Problem requirements: Determine how many lines of the data include the word "JSON", and write only that number.

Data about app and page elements
§

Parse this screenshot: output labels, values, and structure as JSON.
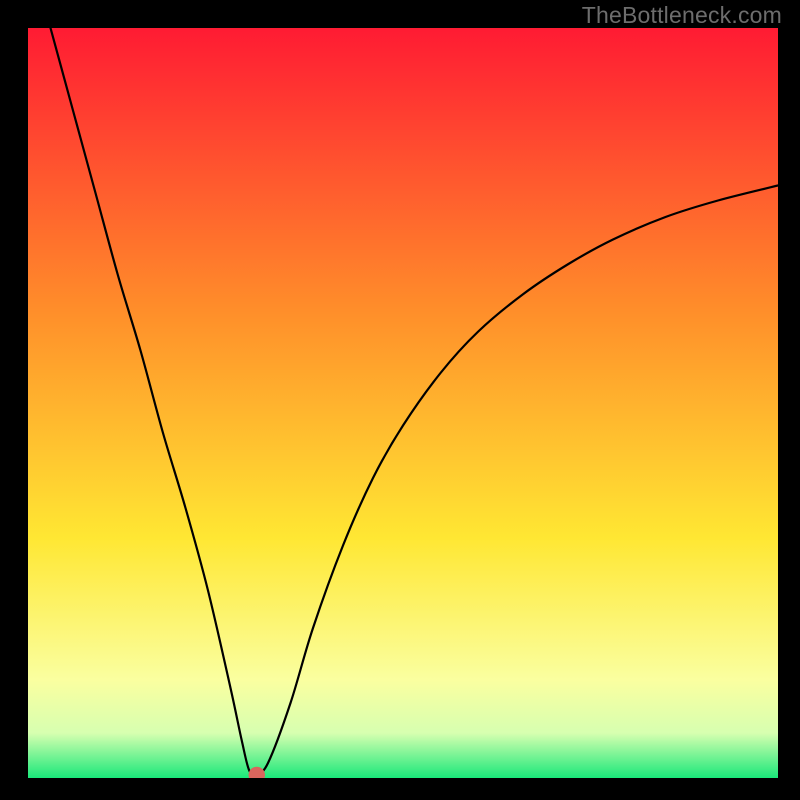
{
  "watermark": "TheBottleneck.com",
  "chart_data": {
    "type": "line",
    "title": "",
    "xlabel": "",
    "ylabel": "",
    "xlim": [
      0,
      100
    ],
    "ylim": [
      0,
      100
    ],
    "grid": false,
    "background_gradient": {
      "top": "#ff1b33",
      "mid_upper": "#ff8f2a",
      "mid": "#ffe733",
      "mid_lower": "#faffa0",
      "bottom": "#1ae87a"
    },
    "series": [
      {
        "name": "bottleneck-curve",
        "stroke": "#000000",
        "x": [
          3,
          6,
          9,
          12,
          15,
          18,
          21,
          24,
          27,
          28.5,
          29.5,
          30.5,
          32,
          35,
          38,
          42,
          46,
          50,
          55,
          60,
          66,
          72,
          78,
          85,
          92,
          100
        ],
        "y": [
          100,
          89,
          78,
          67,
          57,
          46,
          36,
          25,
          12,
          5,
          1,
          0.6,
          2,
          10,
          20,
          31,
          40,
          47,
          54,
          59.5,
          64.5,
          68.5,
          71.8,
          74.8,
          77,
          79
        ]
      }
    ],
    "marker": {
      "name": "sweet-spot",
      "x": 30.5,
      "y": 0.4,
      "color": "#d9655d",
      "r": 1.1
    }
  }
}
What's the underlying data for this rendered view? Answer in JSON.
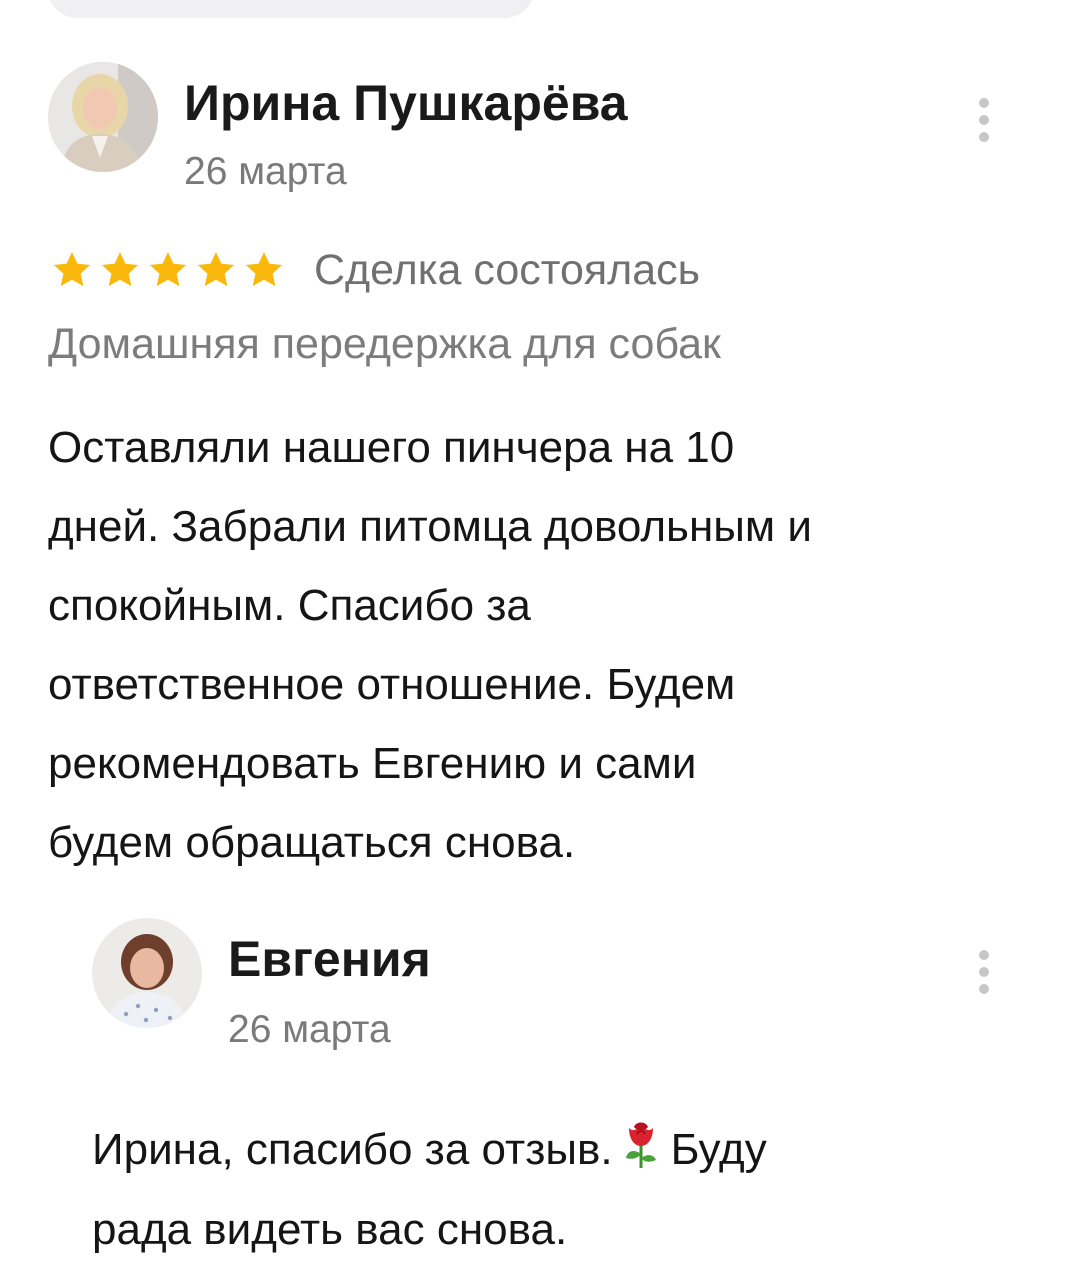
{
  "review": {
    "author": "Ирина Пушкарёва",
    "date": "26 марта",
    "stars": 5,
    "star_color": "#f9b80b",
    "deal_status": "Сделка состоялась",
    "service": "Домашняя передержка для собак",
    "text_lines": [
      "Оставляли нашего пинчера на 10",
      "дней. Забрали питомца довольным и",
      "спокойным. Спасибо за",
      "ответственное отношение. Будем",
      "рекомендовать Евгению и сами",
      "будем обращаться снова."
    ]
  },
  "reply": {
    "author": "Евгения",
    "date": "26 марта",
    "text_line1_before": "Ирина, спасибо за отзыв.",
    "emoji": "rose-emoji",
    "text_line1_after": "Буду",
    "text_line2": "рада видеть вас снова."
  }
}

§

Reply to the exercise: 2